### How to complete this task
A single number is the whole answer: the count of lines in the records where "port" occurs.

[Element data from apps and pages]
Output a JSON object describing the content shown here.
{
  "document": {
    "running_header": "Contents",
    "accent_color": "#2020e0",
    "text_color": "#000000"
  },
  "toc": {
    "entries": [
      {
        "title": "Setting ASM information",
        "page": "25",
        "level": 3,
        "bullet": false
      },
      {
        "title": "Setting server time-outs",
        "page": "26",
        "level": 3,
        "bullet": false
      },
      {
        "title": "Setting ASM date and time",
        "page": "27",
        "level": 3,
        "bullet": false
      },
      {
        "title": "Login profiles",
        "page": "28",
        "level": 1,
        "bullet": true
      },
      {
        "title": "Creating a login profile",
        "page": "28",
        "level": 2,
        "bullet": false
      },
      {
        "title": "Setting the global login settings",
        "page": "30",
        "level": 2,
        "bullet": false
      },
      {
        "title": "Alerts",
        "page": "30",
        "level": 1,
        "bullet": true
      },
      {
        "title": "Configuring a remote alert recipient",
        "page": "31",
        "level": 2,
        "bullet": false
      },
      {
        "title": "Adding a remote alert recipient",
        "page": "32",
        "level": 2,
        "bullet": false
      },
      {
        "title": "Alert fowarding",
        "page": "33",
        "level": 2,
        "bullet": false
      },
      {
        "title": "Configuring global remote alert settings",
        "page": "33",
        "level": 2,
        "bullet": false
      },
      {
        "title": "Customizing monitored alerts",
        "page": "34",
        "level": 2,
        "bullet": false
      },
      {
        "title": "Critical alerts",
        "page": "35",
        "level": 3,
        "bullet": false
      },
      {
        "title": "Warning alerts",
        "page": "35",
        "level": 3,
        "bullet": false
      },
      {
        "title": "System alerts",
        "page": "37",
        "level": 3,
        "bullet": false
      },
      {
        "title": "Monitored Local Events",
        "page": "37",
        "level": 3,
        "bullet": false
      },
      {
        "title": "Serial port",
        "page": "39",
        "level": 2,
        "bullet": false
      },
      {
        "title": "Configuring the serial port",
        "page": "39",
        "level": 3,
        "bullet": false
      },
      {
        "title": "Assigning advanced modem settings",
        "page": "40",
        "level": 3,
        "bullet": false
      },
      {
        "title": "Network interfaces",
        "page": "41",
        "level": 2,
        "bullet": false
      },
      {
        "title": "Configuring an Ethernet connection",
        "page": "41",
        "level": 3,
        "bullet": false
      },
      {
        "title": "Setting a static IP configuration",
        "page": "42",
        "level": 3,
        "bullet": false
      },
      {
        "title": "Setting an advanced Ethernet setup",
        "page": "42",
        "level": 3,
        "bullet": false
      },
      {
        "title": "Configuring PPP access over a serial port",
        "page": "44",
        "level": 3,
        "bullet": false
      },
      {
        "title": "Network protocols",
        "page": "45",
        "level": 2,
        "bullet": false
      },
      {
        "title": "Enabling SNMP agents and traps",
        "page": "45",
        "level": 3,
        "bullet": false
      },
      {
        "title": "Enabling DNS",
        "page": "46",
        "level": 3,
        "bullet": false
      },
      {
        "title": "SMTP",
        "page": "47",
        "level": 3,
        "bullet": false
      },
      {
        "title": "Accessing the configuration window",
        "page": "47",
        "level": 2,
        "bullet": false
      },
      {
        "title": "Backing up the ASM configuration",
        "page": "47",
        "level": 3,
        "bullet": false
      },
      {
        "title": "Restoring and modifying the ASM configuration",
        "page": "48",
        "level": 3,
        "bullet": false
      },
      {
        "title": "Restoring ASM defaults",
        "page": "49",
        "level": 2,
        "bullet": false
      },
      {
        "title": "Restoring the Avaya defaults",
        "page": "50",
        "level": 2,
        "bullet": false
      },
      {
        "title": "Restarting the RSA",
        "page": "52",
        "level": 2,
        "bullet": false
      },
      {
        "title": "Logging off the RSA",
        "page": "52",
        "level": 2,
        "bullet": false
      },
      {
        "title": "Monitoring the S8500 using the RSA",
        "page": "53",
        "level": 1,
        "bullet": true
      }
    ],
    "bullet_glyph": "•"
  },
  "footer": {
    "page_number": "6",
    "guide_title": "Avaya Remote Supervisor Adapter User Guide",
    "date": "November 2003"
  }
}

### Finished exercise
3